The Quebec government, headed by Premier Francois Legault (above), commanded places of worship to implement a vaccine passport for parishioners ages 14 to 75.

Bishops challenged to condemn Church vaccine mandates

  • February 3, 2022

While the Freedom Convoy 2022 demonstration in the nation’s capital, led by thousands of Canadian truckers, dominated headlines by its sheer size, a Catholic dimension has emerged in ongoing protests against COVID-19 restrictions.

On Jan. 26, pro-life group Campaign Life Coalition published a letter it sent to the Catholic archbishop, bishop and cardinal in every Canadian diocese. In it, Jeff Gunnarson, Campaign Life national president, implored the Church leaders to “respect your priests and lay faithful who have decided in good conscience to refuse COVID-19 vaccines because they are tainted by abortion.”

He also implores them to keep churches open for everyone regardless of immunization status.

Gunnarson said supporters expressed disappointment in Catholic leaders for not speaking out against the efforts of provincial or federal governments to “coerce citizens into taking the abortion-tainted jabs on pain of being fired or barred from participation in society — essentially turned into second-class citizens.”

“I agreed with those complaints,” said Gunnarson. “It is the height of cruelty, and a form of tyranny, to tell an employee: ‘Choose between your conscience or your livelihood. It’s the jab or your job.’ 

“I found that to be rather un-Christian conduct and felt the Church should definitely be speaking out against segregation and the deliberate impoverishment of a medical minority.”

Canada’s bishops have been echoing the Holy See’s December 2020 guidance, when the Vatican declared “it is morally acceptable to receive COVID-19 vaccines that have used cell lines from aborted fetuses in their research and production process” if “ethically irreproachable COVID-19 vaccines are not available.” The Vatican letter did urge pharmaceutical companies and government health agencies to “produce, approve, distribute and offer ethically acceptable vaccines that do not create problems of conscience for either health-care providers or the people to be vaccinated.”

While many dioceses have not yet instituted strict vaccine-only participation or a vaccination or testing policy for clergy, staff and congregants, there are exceptions. Since Oct. 22, the Diocese of Grand Falls, Nfld., has mandated vaccines for every person 12 years or older. The Quebec government commanded places of worship to implement a vaccine passport for parishioners ages 14 to 75. The Archdiocese of Toronto, the Diocese of Hamilton and the Archdiocese of Moncton stipulate vaccine-free clergy submit themselves to routine testing.

Fr. Troy Nguyen, associate pastor of St. James Parish in Okotoks, Alta., recorded a homily in January about the problems of instituting vaccine passports in parishes.

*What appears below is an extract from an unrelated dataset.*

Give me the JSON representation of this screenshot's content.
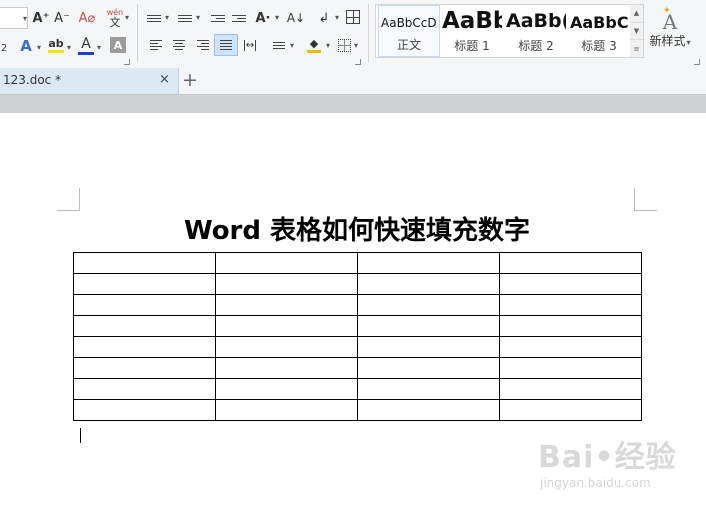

“This is gravely wrong, immoral and unjust,” said Nguyen. “We cannot take away the rights and dignity of a human person because of their vaccination status. If we go down that road, we are going down a very dangerous, dark road.”

Nguyen adds that “we are obligated by the Church to follow our conscience to understand the law of God and how to obey it.”

Campaign Life also endorsed the Catholic prayer campaign Canada Prays that launched Jan. 26. Georges Buscemi, a Quebec Catholic, is guiding the Canadian chapter of a global faith initiative that began in Austria and has since spread. The appeal of this campaign is simple: an end to all COVID-19 restrictions.
Canada Prays hosts weekly rosary events.

Buscemi said individual Catholics are welcome to feel differently about COVID-19 vaccines. However, he would like to see a united front against vaccine passports or mandates. He cites the Vatican II Declaration on Religious Freedom that states a man must “not be forced to act contrary to his conscience.”

“I think every Catholic will agree that even though something may be good, it is not good to force someone to do that thing.” said Buscemi. “Vaccine passports and mandates are a form of ethical coercion as it deprives people of things if they don’t comply.”

Please support The Catholic Register

Unlike many media companies, The Catholic Register has never charged readers for access to the news and information on our website. We want to keep our award-winning journalism as widely available as possible. But we need your help.

For more than 125 years, The Register has been a trusted source of faith-based journalism. By making even a small donation you help ensure our future as an important voice in the Catholic Church. If you support the mission of Catholic journalism, please donate today. Thank you.